[Instructions for the task]
Since pictures do not belong in the copy, please repeat every record below exactly without them.

+===+

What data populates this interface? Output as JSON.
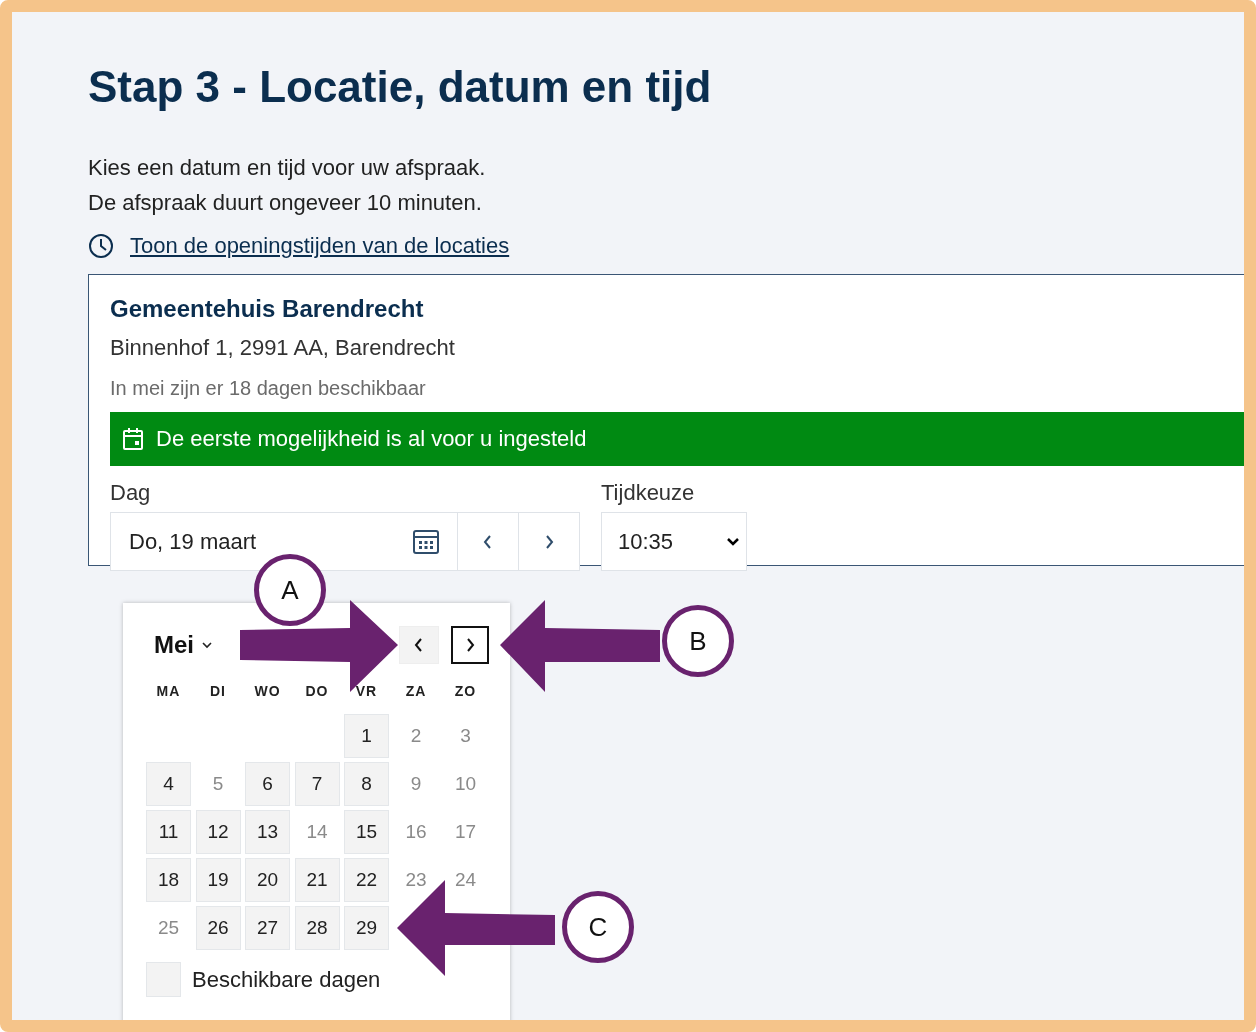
{
  "heading": "Stap 3 - Locatie, datum en tijd",
  "intro": [
    "Kies een datum en tijd voor uw afspraak.",
    "De afspraak duurt ongeveer 10 minuten."
  ],
  "opening_hours_link": "Toon de openingstijden van de locaties",
  "location": {
    "name": "Gemeentehuis Barendrecht",
    "address": "Binnenhof 1, 2991 AA, Barendrecht",
    "availability": "In mei zijn er 18 dagen beschikbaar",
    "notice": "De eerste mogelijkheid is al voor u ingesteld"
  },
  "day_field": {
    "label": "Dag",
    "value": "Do, 19 maart"
  },
  "time_field": {
    "label": "Tijdkeuze",
    "value": "10:35"
  },
  "calendar": {
    "month": "Mei",
    "prev_button": {
      "focused": false
    },
    "next_button": {
      "focused": true
    },
    "weekdays": [
      "MA",
      "DI",
      "WO",
      "DO",
      "VR",
      "ZA",
      "ZO"
    ],
    "weeks": [
      [
        {
          "label": "1",
          "available": true
        },
        {
          "label": "2",
          "available": false
        },
        {
          "label": "3",
          "available": false
        }
      ],
      [
        {
          "label": "4",
          "available": true
        },
        {
          "label": "5",
          "available": false
        },
        {
          "label": "6",
          "available": true
        },
        {
          "label": "7",
          "available": true
        },
        {
          "label": "8",
          "available": true
        },
        {
          "label": "9",
          "available": false
        },
        {
          "label": "10",
          "available": false
        }
      ],
      [
        {
          "label": "11",
          "available": true
        },
        {
          "label": "12",
          "available": true
        },
        {
          "label": "13",
          "available": true
        },
        {
          "label": "14",
          "available": false
        },
        {
          "label": "15",
          "available": true
        },
        {
          "label": "16",
          "available": false
        },
        {
          "label": "17",
          "available": false
        }
      ],
      [
        {
          "label": "18",
          "available": true
        },
        {
          "label": "19",
          "available": true
        },
        {
          "label": "20",
          "available": true
        },
        {
          "label": "21",
          "available": true
        },
        {
          "label": "22",
          "available": true
        },
        {
          "label": "23",
          "available": false
        },
        {
          "label": "24",
          "available": false
        }
      ],
      [
        {
          "label": "25",
          "available": false
        },
        {
          "label": "26",
          "available": true
        },
        {
          "label": "27",
          "available": true
        },
        {
          "label": "28",
          "available": true
        },
        {
          "label": "29",
          "available": true
        }
      ]
    ],
    "legend": "Beschikbare dagen"
  },
  "annotations": [
    {
      "label": "A"
    },
    {
      "label": "B"
    },
    {
      "label": "C"
    }
  ]
}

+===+

[Written response]
What data populates this interface? Output as JSON.
{
  "heading": "Stap 3 - Locatie, datum en tijd",
  "intro": [
    "Kies een datum en tijd voor uw afspraak.",
    "De afspraak duurt ongeveer 10 minuten."
  ],
  "opening_hours_link": "Toon de openingstijden van de locaties",
  "location": {
    "name": "Gemeentehuis Barendrecht",
    "address": "Binnenhof 1, 2991 AA, Barendrecht",
    "availability": "In mei zijn er 18 dagen beschikbaar",
    "notice": "De eerste mogelijkheid is al voor u ingesteld"
  },
  "day_field": {
    "label": "Dag",
    "value": "Do, 19 maart"
  },
  "time_field": {
    "label": "Tijdkeuze",
    "value": "10:35"
  },
  "calendar": {
    "month": "Mei",
    "prev_button": {
      "focused": false
    },
    "next_button": {
      "focused": true
    },
    "weekdays": [
      "MA",
      "DI",
      "WO",
      "DO",
      "VR",
      "ZA",
      "ZO"
    ],
    "weeks": [
      [
        {
          "label": "1",
          "available": true
        },
        {
          "label": "2",
          "available": false
        },
        {
          "label": "3",
          "available": false
        }
      ],
      [
        {
          "label": "4",
          "available": true
        },
        {
          "label": "5",
          "available": false
        },
        {
          "label": "6",
          "available": true
        },
        {
          "label": "7",
          "available": true
        },
        {
          "label": "8",
          "available": true
        },
        {
          "label": "9",
          "available": false
        },
        {
          "label": "10",
          "available": false
        }
      ],
      [
        {
          "label": "11",
          "available": true
        },
        {
          "label": "12",
          "available": true
        },
        {
          "label": "13",
          "available": true
        },
        {
          "label": "14",
          "available": false
        },
        {
          "label": "15",
          "available": true
        },
        {
          "label": "16",
          "available": false
        },
        {
          "label": "17",
          "available": false
        }
      ],
      [
        {
          "label": "18",
          "available": true
        },
        {
          "label": "19",
          "available": true
        },
        {
          "label": "20",
          "available": true
        },
        {
          "label": "21",
          "available": true
        },
        {
          "label": "22",
          "available": true
        },
        {
          "label": "23",
          "available": false
        },
        {
          "label": "24",
          "available": false
        }
      ],
      [
        {
          "label": "25",
          "available": false
        },
        {
          "label": "26",
          "available": true
        },
        {
          "label": "27",
          "available": true
        },
        {
          "label": "28",
          "available": true
        },
        {
          "label": "29",
          "available": true
        }
      ]
    ],
    "legend": "Beschikbare dagen"
  },
  "annotations": [
    {
      "label": "A"
    },
    {
      "label": "B"
    },
    {
      "label": "C"
    }
  ]
}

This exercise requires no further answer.